Main Page | See live article | Alphabetical index

A20 Line

In the x86 architecture (Intel 80286 CPU and above), a control line (typically stored in the keyboard controller) that, when enabled, turns off memory wrap-around above the 1-megabyte mark.

When disabled, the memory locations 0000:0000 (the first byte of memory), and ffff:0010 (the first byte above the 1MB mark) refer to the same byte of memory. This wrap-around is a feature of older processors that some programs came to rely on for normal operation, and thus the designers of the 286 processor retained backwards compatibility by creating the A20 line, and disabling it by default. Thus, without special measures to enable this line, the processor mimics the wrap-around these programs expect.

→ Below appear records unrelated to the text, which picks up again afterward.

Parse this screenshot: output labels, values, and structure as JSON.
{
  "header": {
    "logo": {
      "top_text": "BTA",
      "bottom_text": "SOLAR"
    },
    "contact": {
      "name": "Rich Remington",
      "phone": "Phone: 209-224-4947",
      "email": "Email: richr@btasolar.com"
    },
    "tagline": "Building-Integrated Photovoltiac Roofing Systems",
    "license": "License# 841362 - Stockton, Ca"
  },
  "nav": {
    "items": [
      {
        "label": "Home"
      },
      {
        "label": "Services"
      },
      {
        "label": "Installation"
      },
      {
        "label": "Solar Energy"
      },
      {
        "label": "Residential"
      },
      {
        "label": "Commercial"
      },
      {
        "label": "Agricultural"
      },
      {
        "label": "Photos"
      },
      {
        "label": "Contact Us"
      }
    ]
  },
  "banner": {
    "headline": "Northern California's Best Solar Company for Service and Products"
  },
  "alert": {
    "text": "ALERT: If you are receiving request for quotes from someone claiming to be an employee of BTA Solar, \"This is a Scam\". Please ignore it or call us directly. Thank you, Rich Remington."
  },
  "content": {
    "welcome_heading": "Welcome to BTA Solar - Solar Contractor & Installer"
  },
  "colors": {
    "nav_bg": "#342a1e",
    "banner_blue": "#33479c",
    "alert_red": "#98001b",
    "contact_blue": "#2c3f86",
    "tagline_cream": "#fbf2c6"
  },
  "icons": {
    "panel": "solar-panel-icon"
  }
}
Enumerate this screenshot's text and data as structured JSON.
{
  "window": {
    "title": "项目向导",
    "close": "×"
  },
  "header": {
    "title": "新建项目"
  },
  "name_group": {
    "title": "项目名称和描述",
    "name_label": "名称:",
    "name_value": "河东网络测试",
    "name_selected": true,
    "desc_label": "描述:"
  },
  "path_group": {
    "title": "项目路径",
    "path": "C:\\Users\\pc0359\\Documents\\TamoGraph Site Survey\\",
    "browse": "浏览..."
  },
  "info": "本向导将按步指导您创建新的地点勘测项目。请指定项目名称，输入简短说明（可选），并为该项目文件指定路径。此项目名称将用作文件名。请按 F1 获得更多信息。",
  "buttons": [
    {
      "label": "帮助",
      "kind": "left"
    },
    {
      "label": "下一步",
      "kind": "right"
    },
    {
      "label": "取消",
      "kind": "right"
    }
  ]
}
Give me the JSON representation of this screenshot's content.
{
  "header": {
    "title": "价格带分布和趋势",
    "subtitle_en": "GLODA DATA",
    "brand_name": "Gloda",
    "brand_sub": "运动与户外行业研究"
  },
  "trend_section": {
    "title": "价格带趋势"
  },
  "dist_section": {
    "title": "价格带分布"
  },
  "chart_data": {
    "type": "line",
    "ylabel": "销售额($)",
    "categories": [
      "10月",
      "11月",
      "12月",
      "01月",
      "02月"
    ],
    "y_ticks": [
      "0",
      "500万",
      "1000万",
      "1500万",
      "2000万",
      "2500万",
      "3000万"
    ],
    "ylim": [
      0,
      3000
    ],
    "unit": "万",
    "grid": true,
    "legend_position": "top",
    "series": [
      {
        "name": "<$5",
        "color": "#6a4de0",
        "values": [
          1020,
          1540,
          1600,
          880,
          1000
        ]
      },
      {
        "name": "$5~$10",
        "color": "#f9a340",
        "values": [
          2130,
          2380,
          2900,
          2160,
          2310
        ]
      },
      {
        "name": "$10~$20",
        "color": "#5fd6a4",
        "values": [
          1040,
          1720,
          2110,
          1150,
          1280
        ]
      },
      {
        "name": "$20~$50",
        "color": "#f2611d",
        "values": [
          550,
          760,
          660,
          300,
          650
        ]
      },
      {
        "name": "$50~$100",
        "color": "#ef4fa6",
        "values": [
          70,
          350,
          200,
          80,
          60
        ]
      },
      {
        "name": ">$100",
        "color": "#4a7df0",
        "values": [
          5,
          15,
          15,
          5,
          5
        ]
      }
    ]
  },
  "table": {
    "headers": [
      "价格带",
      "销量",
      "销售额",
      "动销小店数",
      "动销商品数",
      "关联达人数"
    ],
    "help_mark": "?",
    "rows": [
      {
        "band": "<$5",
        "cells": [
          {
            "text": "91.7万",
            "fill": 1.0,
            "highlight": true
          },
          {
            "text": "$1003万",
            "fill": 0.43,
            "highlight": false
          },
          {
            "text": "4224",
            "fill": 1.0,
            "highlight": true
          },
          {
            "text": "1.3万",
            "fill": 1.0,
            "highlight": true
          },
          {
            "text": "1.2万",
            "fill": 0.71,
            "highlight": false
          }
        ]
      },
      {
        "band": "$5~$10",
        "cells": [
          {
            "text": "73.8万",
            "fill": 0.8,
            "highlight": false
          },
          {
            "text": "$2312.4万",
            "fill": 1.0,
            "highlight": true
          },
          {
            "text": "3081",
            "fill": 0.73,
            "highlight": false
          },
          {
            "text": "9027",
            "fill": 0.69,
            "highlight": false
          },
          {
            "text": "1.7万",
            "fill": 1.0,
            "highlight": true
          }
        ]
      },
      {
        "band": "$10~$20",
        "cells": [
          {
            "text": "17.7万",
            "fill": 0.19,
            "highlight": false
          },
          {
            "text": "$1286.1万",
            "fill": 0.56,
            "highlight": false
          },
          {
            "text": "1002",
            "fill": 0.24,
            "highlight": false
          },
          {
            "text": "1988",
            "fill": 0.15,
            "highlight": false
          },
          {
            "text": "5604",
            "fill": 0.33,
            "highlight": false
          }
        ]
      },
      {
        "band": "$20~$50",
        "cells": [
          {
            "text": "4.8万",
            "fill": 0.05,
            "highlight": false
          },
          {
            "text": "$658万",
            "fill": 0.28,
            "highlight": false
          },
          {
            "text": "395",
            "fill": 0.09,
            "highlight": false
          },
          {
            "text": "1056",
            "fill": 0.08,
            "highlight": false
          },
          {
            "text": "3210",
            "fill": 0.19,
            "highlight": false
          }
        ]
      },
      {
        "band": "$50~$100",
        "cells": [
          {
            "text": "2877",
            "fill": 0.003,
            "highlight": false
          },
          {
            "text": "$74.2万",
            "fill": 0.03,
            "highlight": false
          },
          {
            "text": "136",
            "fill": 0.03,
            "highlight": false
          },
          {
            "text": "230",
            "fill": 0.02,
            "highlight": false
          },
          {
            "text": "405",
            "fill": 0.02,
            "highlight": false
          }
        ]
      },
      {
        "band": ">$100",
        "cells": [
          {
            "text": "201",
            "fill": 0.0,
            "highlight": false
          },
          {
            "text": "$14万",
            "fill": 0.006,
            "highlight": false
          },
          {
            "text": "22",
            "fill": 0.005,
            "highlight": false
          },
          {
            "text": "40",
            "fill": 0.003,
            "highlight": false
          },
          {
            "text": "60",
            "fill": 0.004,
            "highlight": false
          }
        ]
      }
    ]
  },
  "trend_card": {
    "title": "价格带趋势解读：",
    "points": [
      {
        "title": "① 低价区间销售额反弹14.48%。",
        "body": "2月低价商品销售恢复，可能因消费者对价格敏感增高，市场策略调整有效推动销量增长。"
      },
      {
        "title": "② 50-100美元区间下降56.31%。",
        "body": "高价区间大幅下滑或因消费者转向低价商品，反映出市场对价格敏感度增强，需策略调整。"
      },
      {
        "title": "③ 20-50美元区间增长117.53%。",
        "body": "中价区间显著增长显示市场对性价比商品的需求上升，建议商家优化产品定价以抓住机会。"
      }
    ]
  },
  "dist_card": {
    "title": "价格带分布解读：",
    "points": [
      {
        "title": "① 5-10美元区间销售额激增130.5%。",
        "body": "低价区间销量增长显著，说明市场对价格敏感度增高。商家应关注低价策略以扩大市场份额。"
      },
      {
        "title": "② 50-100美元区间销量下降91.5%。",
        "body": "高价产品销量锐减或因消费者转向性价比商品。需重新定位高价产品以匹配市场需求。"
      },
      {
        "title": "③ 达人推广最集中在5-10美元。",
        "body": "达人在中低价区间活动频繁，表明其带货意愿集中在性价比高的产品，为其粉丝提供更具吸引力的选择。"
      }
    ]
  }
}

Enabling the A20 line is one of the first steps an operating system does in the bootup process, often before control has been passed onto the kernel from the bootstrap (in the case of Linux, for example).